● WHAT TO PRODUCE
Write out all of the data exactly as it appears.

Dataset records:
BEGIN

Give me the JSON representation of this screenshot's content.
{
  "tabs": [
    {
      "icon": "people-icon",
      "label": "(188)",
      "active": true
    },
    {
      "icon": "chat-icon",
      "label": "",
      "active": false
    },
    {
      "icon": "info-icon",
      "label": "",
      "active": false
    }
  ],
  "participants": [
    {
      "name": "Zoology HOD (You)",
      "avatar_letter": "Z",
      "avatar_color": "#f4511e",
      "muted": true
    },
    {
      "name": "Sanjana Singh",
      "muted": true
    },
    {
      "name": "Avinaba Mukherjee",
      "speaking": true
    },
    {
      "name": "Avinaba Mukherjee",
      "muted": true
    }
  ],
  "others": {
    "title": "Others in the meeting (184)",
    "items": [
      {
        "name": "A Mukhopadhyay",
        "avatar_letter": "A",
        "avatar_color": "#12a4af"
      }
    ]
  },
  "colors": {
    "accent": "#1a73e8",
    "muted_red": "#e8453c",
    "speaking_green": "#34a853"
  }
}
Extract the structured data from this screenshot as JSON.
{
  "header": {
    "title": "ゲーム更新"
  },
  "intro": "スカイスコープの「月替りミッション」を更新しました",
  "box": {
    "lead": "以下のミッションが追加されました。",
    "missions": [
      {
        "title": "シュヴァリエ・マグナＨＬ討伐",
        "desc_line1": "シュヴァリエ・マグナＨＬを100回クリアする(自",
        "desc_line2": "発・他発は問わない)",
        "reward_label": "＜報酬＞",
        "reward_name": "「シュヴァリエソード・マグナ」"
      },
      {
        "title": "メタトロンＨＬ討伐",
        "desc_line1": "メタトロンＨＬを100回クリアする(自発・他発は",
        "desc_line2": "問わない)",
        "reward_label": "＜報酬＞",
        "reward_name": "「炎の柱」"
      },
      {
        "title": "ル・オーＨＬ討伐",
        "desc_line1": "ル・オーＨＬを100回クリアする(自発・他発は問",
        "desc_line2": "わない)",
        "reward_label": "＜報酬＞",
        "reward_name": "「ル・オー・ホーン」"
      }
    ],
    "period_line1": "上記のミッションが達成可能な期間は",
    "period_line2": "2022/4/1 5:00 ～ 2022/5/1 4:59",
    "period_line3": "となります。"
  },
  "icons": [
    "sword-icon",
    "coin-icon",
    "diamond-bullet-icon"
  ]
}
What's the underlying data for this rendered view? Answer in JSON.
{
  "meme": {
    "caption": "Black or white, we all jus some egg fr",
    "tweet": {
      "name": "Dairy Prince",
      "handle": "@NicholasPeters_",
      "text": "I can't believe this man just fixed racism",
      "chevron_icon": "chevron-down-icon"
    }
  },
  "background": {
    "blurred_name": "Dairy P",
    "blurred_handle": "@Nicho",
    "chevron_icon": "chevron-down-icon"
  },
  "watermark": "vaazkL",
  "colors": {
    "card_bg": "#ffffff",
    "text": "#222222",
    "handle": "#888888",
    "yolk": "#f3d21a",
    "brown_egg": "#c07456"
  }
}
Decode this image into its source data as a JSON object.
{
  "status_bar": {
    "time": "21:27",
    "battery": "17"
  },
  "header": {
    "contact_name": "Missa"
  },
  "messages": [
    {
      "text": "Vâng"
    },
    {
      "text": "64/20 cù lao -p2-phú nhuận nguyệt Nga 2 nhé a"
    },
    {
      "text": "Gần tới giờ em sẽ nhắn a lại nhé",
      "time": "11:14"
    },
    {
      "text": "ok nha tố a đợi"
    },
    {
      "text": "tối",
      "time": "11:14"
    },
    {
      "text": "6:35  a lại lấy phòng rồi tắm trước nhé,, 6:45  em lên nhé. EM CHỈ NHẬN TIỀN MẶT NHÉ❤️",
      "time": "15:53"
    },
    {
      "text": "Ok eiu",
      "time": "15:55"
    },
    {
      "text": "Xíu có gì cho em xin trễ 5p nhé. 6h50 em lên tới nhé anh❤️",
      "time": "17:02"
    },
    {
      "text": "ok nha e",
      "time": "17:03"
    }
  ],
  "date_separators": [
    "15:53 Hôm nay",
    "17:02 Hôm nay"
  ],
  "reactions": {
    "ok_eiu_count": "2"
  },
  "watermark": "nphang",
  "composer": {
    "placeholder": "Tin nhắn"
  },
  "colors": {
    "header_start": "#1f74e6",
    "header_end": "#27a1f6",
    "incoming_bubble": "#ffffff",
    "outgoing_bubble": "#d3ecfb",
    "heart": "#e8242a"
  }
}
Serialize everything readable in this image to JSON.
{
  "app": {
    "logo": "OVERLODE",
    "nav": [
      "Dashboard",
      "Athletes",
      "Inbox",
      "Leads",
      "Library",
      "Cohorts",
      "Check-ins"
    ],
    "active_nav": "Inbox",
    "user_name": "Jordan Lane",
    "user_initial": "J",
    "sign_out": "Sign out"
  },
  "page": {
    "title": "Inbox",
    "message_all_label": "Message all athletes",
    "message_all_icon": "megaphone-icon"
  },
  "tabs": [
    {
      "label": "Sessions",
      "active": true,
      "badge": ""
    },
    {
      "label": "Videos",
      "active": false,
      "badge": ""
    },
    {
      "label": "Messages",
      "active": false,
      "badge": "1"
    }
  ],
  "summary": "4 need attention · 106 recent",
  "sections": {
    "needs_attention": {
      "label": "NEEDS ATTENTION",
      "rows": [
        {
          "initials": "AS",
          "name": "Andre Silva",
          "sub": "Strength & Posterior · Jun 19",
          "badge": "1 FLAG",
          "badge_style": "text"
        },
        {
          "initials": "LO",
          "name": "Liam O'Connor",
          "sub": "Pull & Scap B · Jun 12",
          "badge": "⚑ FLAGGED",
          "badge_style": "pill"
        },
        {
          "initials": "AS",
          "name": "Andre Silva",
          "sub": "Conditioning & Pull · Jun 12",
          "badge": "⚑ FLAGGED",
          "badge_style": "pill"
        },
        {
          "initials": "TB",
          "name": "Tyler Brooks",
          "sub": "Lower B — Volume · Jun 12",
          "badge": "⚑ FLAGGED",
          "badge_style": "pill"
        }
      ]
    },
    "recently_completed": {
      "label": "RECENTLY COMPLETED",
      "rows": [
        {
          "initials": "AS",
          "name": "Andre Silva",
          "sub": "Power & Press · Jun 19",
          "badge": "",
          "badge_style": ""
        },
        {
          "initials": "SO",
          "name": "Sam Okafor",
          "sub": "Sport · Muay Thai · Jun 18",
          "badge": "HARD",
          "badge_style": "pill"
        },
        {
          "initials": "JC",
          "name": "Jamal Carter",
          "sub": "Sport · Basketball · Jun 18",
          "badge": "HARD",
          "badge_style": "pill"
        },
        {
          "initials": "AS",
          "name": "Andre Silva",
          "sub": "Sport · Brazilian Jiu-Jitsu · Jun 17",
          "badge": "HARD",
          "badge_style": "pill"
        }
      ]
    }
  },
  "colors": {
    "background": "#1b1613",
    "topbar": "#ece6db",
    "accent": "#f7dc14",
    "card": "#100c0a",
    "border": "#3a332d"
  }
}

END

● OUTPUT OF THE EXERCISE
Give me the JSON representation of this screenshot's content.
{
  "tabs": [
    {
      "icon": "people-icon",
      "label": "(188)",
      "active": true
    },
    {
      "icon": "chat-icon",
      "label": "",
      "active": false
    },
    {
      "icon": "info-icon",
      "label": "",
      "active": false
    }
  ],
  "participants": [
    {
      "name": "Zoology HOD (You)",
      "avatar_letter": "Z",
      "avatar_color": "#f4511e",
      "muted": true
    },
    {
      "name": "Sanjana Singh",
      "muted": true
    },
    {
      "name": "Avinaba Mukherjee",
      "speaking": true
    },
    {
      "name": "Avinaba Mukherjee",
      "muted": true
    }
  ],
  "others": {
    "title": "Others in the meeting (184)",
    "items": [
      {
        "name": "A Mukhopadhyay",
        "avatar_letter": "A",
        "avatar_color": "#12a4af"
      }
    ]
  },
  "colors": {
    "accent": "#1a73e8",
    "muted_red": "#e8453c",
    "speaking_green": "#34a853"
  }
}
Extract the structured data from this screenshot as JSON.
{
  "header": {
    "title": "ゲーム更新"
  },
  "intro": "スカイスコープの「月替りミッション」を更新しました",
  "box": {
    "lead": "以下のミッションが追加されました。",
    "missions": [
      {
        "title": "シュヴァリエ・マグナＨＬ討伐",
        "desc_line1": "シュヴァリエ・マグナＨＬを100回クリアする(自",
        "desc_line2": "発・他発は問わない)",
        "reward_label": "＜報酬＞",
        "reward_name": "「シュヴァリエソード・マグナ」"
      },
      {
        "title": "メタトロンＨＬ討伐",
        "desc_line1": "メタトロンＨＬを100回クリアする(自発・他発は",
        "desc_line2": "問わない)",
        "reward_label": "＜報酬＞",
        "reward_name": "「炎の柱」"
      },
      {
        "title": "ル・オーＨＬ討伐",
        "desc_line1": "ル・オーＨＬを100回クリアする(自発・他発は問",
        "desc_line2": "わない)",
        "reward_label": "＜報酬＞",
        "reward_name": "「ル・オー・ホーン」"
      }
    ],
    "period_line1": "上記のミッションが達成可能な期間は",
    "period_line2": "2022/4/1 5:00 ～ 2022/5/1 4:59",
    "period_line3": "となります。"
  },
  "icons": [
    "sword-icon",
    "coin-icon",
    "diamond-bullet-icon"
  ]
}
What's the underlying data for this rendered view? Answer in JSON.
{
  "meme": {
    "caption": "Black or white, we all jus some egg fr",
    "tweet": {
      "name": "Dairy Prince",
      "handle": "@NicholasPeters_",
      "text": "I can't believe this man just fixed racism",
      "chevron_icon": "chevron-down-icon"
    }
  },
  "background": {
    "blurred_name": "Dairy P",
    "blurred_handle": "@Nicho",
    "chevron_icon": "chevron-down-icon"
  },
  "watermark": "vaazkL",
  "colors": {
    "card_bg": "#ffffff",
    "text": "#222222",
    "handle": "#888888",
    "yolk": "#f3d21a",
    "brown_egg": "#c07456"
  }
}
Decode this image into its source data as a JSON object.
{
  "status_bar": {
    "time": "21:27",
    "battery": "17"
  },
  "header": {
    "contact_name": "Missa"
  },
  "messages": [
    {
      "text": "Vâng"
    },
    {
      "text": "64/20 cù lao -p2-phú nhuận nguyệt Nga 2 nhé a"
    },
    {
      "text": "Gần tới giờ em sẽ nhắn a lại nhé",
      "time": "11:14"
    },
    {
      "text": "ok nha tố a đợi"
    },
    {
      "text": "tối",
      "time": "11:14"
    },
    {
      "text": "6:35  a lại lấy phòng rồi tắm trước nhé,, 6:45  em lên nhé. EM CHỈ NHẬN TIỀN MẶT NHÉ❤️",
      "time": "15:53"
    },
    {
      "text": "Ok eiu",
      "time": "15:55"
    },
    {
      "text": "Xíu có gì cho em xin trễ 5p nhé. 6h50 em lên tới nhé anh❤️",
      "time": "17:02"
    },
    {
      "text": "ok nha e",
      "time": "17:03"
    }
  ],
  "date_separators": [
    "15:53 Hôm nay",
    "17:02 Hôm nay"
  ],
  "reactions": {
    "ok_eiu_count": "2"
  },
  "watermark": "nphang",
  "composer": {
    "placeholder": "Tin nhắn"
  },
  "colors": {
    "header_start": "#1f74e6",
    "header_end": "#27a1f6",
    "incoming_bubble": "#ffffff",
    "outgoing_bubble": "#d3ecfb",
    "heart": "#e8242a"
  }
}
Serialize everything readable in this image to JSON.
{
  "app": {
    "logo": "OVERLODE",
    "nav": [
      "Dashboard",
      "Athletes",
      "Inbox",
      "Leads",
      "Library",
      "Cohorts",
      "Check-ins"
    ],
    "active_nav": "Inbox",
    "user_name": "Jordan Lane",
    "user_initial": "J",
    "sign_out": "Sign out"
  },
  "page": {
    "title": "Inbox",
    "message_all_label": "Message all athletes",
    "message_all_icon": "megaphone-icon"
  },
  "tabs": [
    {
      "label": "Sessions",
      "active": true,
      "badge": ""
    },
    {
      "label": "Videos",
      "active": false,
      "badge": ""
    },
    {
      "label": "Messages",
      "active": false,
      "badge": "1"
    }
  ],
  "summary": "4 need attention · 106 recent",
  "sections": {
    "needs_attention": {
      "label": "NEEDS ATTENTION",
      "rows": [
        {
          "initials": "AS",
          "name": "Andre Silva",
          "sub": "Strength & Posterior · Jun 19",
          "badge": "1 FLAG",
          "badge_style": "text"
        },
        {
          "initials": "LO",
          "name": "Liam O'Connor",
          "sub": "Pull & Scap B · Jun 12",
          "badge": "⚑ FLAGGED",
          "badge_style": "pill"
        },
        {
          "initials": "AS",
          "name": "Andre Silva",
          "sub": "Conditioning & Pull · Jun 12",
          "badge": "⚑ FLAGGED",
          "badge_style": "pill"
        },
        {
          "initials": "TB",
          "name": "Tyler Brooks",
          "sub": "Lower B — Volume · Jun 12",
          "badge": "⚑ FLAGGED",
          "badge_style": "pill"
        }
      ]
    },
    "recently_completed": {
      "label": "RECENTLY COMPLETED",
      "rows": [
        {
          "initials": "AS",
          "name": "Andre Silva",
          "sub": "Power & Press · Jun 19",
          "badge": "",
          "badge_style": ""
        },
        {
          "initials": "SO",
          "name": "Sam Okafor",
          "sub": "Sport · Muay Thai · Jun 18",
          "badge": "HARD",
          "badge_style": "pill"
        },
        {
          "initials": "JC",
          "name": "Jamal Carter",
          "sub": "Sport · Basketball · Jun 18",
          "badge": "HARD",
          "badge_style": "pill"
        },
        {
          "initials": "AS",
          "name": "Andre Silva",
          "sub": "Sport · Brazilian Jiu-Jitsu · Jun 17",
          "badge": "HARD",
          "badge_style": "pill"
        }
      ]
    }
  },
  "colors": {
    "background": "#1b1613",
    "topbar": "#ece6db",
    "accent": "#f7dc14",
    "card": "#100c0a",
    "border": "#3a332d"
  }
}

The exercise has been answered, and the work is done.